• _TASK TO COMPLETE_:
Within the data below, find the string "Tests" and return each line where it occurs.

• _SUPPLIED MATERIAL_:

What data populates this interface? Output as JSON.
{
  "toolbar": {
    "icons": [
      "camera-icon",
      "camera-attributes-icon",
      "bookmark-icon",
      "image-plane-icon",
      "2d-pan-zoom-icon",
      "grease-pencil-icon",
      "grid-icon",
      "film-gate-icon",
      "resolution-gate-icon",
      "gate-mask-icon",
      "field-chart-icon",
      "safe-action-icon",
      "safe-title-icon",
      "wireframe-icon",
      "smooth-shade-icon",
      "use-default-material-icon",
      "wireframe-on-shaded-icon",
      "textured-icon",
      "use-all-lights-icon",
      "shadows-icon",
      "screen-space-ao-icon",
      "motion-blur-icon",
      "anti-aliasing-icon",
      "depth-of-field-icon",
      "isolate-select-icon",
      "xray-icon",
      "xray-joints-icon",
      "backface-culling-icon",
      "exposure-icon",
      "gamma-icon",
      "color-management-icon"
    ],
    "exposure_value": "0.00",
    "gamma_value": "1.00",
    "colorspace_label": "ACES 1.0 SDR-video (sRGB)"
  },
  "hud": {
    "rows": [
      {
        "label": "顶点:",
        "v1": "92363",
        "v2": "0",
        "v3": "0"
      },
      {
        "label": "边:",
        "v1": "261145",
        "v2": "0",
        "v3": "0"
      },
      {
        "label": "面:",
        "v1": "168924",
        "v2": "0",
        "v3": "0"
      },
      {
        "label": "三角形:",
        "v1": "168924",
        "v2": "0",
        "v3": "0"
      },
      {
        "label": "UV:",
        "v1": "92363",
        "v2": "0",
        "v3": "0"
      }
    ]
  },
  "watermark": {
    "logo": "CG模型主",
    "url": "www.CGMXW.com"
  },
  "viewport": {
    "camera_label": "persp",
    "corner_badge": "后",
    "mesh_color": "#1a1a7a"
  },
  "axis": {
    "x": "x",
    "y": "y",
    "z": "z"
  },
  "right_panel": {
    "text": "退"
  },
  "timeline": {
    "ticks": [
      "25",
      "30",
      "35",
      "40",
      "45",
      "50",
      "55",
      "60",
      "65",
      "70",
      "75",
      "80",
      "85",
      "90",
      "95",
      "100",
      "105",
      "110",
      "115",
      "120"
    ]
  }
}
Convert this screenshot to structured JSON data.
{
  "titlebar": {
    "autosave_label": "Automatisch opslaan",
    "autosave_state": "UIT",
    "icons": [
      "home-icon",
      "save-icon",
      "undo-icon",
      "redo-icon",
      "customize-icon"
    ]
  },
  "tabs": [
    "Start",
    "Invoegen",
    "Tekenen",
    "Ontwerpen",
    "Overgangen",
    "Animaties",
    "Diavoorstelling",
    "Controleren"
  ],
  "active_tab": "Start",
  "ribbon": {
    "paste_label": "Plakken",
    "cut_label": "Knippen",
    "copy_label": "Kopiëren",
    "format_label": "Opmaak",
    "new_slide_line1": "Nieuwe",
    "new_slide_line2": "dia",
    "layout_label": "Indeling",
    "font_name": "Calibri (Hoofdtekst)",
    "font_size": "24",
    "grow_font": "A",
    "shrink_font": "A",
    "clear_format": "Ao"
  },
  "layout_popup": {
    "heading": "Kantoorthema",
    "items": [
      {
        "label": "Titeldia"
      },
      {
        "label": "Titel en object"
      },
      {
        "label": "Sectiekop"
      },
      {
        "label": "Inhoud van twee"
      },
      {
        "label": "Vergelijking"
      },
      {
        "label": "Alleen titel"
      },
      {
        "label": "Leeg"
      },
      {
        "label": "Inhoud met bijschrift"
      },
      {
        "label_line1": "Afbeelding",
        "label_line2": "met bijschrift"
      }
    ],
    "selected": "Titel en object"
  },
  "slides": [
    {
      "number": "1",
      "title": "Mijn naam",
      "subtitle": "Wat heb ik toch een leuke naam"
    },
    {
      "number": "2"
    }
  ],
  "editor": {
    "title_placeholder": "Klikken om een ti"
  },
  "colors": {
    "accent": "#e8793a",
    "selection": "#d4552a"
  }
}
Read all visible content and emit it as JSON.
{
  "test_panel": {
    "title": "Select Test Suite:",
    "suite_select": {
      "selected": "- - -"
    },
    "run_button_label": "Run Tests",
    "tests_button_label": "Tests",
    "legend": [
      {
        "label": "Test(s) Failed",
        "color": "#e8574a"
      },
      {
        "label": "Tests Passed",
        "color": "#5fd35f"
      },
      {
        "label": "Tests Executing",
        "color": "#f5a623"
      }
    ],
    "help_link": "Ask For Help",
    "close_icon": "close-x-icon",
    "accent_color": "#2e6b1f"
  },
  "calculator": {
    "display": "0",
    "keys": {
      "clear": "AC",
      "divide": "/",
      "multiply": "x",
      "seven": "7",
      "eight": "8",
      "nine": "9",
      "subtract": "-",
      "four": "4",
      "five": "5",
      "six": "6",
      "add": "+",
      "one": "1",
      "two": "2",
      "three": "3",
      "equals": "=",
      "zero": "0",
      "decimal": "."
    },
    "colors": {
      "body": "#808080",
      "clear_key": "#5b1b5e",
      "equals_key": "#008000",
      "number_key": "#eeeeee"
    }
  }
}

• _WRITTEN SOLUTION_:
    "run_button_label": "Run Tests",
    "tests_button_label": "Tests",
        "label": "Tests Passed",
        "label": "Tests Executing",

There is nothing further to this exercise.